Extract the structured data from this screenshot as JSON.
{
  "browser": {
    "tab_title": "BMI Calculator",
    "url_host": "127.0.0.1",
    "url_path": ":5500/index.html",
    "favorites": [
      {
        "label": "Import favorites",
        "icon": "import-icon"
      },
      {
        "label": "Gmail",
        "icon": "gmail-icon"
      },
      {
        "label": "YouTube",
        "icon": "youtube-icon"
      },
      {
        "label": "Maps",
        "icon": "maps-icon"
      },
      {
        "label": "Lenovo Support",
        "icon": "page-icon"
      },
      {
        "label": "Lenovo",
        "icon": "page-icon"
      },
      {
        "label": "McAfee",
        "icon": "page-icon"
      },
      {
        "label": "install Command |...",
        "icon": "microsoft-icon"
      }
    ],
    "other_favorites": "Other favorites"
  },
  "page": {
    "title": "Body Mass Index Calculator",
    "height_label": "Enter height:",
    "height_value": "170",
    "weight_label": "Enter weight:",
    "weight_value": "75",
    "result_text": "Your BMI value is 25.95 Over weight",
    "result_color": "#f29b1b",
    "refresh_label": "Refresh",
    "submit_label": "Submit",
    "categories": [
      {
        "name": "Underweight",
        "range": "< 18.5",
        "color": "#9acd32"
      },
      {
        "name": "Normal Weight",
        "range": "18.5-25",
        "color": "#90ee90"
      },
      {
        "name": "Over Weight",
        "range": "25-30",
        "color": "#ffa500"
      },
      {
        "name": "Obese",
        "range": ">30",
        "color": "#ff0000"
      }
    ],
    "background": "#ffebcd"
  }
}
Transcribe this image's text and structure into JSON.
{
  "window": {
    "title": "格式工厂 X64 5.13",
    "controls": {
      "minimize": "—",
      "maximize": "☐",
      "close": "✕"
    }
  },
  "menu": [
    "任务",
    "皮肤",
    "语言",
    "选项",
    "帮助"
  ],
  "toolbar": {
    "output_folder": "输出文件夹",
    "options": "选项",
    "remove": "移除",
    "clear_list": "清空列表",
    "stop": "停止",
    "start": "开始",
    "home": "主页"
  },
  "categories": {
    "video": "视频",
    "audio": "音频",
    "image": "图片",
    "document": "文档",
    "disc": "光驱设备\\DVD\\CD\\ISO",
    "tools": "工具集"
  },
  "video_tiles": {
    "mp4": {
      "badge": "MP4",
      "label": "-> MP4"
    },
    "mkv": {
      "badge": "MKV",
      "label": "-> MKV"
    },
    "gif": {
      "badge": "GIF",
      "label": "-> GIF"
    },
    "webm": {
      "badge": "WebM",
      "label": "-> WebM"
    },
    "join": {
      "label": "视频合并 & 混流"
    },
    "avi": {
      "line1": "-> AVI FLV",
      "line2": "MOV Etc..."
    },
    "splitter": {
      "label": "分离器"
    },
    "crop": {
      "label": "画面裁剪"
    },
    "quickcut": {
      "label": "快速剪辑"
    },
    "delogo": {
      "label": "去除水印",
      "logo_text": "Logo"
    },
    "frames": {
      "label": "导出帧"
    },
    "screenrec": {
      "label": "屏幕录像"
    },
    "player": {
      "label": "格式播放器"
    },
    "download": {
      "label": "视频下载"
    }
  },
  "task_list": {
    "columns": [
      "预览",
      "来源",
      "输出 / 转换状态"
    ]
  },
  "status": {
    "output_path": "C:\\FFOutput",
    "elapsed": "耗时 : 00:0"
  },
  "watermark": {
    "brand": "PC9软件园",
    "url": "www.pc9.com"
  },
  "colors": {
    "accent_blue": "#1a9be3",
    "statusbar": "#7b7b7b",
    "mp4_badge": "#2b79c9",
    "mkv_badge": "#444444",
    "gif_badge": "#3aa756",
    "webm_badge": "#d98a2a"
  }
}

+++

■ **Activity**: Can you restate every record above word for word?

■ **Expected output**:
Extract the structured data from this screenshot as JSON.
{
  "browser": {
    "tab_title": "BMI Calculator",
    "url_host": "127.0.0.1",
    "url_path": ":5500/index.html",
    "favorites": [
      {
        "label": "Import favorites",
        "icon": "import-icon"
      },
      {
        "label": "Gmail",
        "icon": "gmail-icon"
      },
      {
        "label": "YouTube",
        "icon": "youtube-icon"
      },
      {
        "label": "Maps",
        "icon": "maps-icon"
      },
      {
        "label": "Lenovo Support",
        "icon": "page-icon"
      },
      {
        "label": "Lenovo",
        "icon": "page-icon"
      },
      {
        "label": "McAfee",
        "icon": "page-icon"
      },
      {
        "label": "install Command |...",
        "icon": "microsoft-icon"
      }
    ],
    "other_favorites": "Other favorites"
  },
  "page": {
    "title": "Body Mass Index Calculator",
    "height_label": "Enter height:",
    "height_value": "170",
    "weight_label": "Enter weight:",
    "weight_value": "75",
    "result_text": "Your BMI value is 25.95 Over weight",
    "result_color": "#f29b1b",
    "refresh_label": "Refresh",
    "submit_label": "Submit",
    "categories": [
      {
        "name": "Underweight",
        "range": "< 18.5",
        "color": "#9acd32"
      },
      {
        "name": "Normal Weight",
        "range": "18.5-25",
        "color": "#90ee90"
      },
      {
        "name": "Over Weight",
        "range": "25-30",
        "color": "#ffa500"
      },
      {
        "name": "Obese",
        "range": ">30",
        "color": "#ff0000"
      }
    ],
    "background": "#ffebcd"
  }
}
Transcribe this image's text and structure into JSON.
{
  "window": {
    "title": "格式工厂 X64 5.13",
    "controls": {
      "minimize": "—",
      "maximize": "☐",
      "close": "✕"
    }
  },
  "menu": [
    "任务",
    "皮肤",
    "语言",
    "选项",
    "帮助"
  ],
  "toolbar": {
    "output_folder": "输出文件夹",
    "options": "选项",
    "remove": "移除",
    "clear_list": "清空列表",
    "stop": "停止",
    "start": "开始",
    "home": "主页"
  },
  "categories": {
    "video": "视频",
    "audio": "音频",
    "image": "图片",
    "document": "文档",
    "disc": "光驱设备\\DVD\\CD\\ISO",
    "tools": "工具集"
  },
  "video_tiles": {
    "mp4": {
      "badge": "MP4",
      "label": "-> MP4"
    },
    "mkv": {
      "badge": "MKV",
      "label": "-> MKV"
    },
    "gif": {
      "badge": "GIF",
      "label": "-> GIF"
    },
    "webm": {
      "badge": "WebM",
      "label": "-> WebM"
    },
    "join": {
      "label": "视频合并 & 混流"
    },
    "avi": {
      "line1": "-> AVI FLV",
      "line2": "MOV Etc..."
    },
    "splitter": {
      "label": "分离器"
    },
    "crop": {
      "label": "画面裁剪"
    },
    "quickcut": {
      "label": "快速剪辑"
    },
    "delogo": {
      "label": "去除水印",
      "logo_text": "Logo"
    },
    "frames": {
      "label": "导出帧"
    },
    "screenrec": {
      "label": "屏幕录像"
    },
    "player": {
      "label": "格式播放器"
    },
    "download": {
      "label": "视频下载"
    }
  },
  "task_list": {
    "columns": [
      "预览",
      "来源",
      "输出 / 转换状态"
    ]
  },
  "status": {
    "output_path": "C:\\FFOutput",
    "elapsed": "耗时 : 00:0"
  },
  "watermark": {
    "brand": "PC9软件园",
    "url": "www.pc9.com"
  },
  "colors": {
    "accent_blue": "#1a9be3",
    "statusbar": "#7b7b7b",
    "mp4_badge": "#2b79c9",
    "mkv_badge": "#444444",
    "gif_badge": "#3aa756",
    "webm_badge": "#d98a2a"
  }
}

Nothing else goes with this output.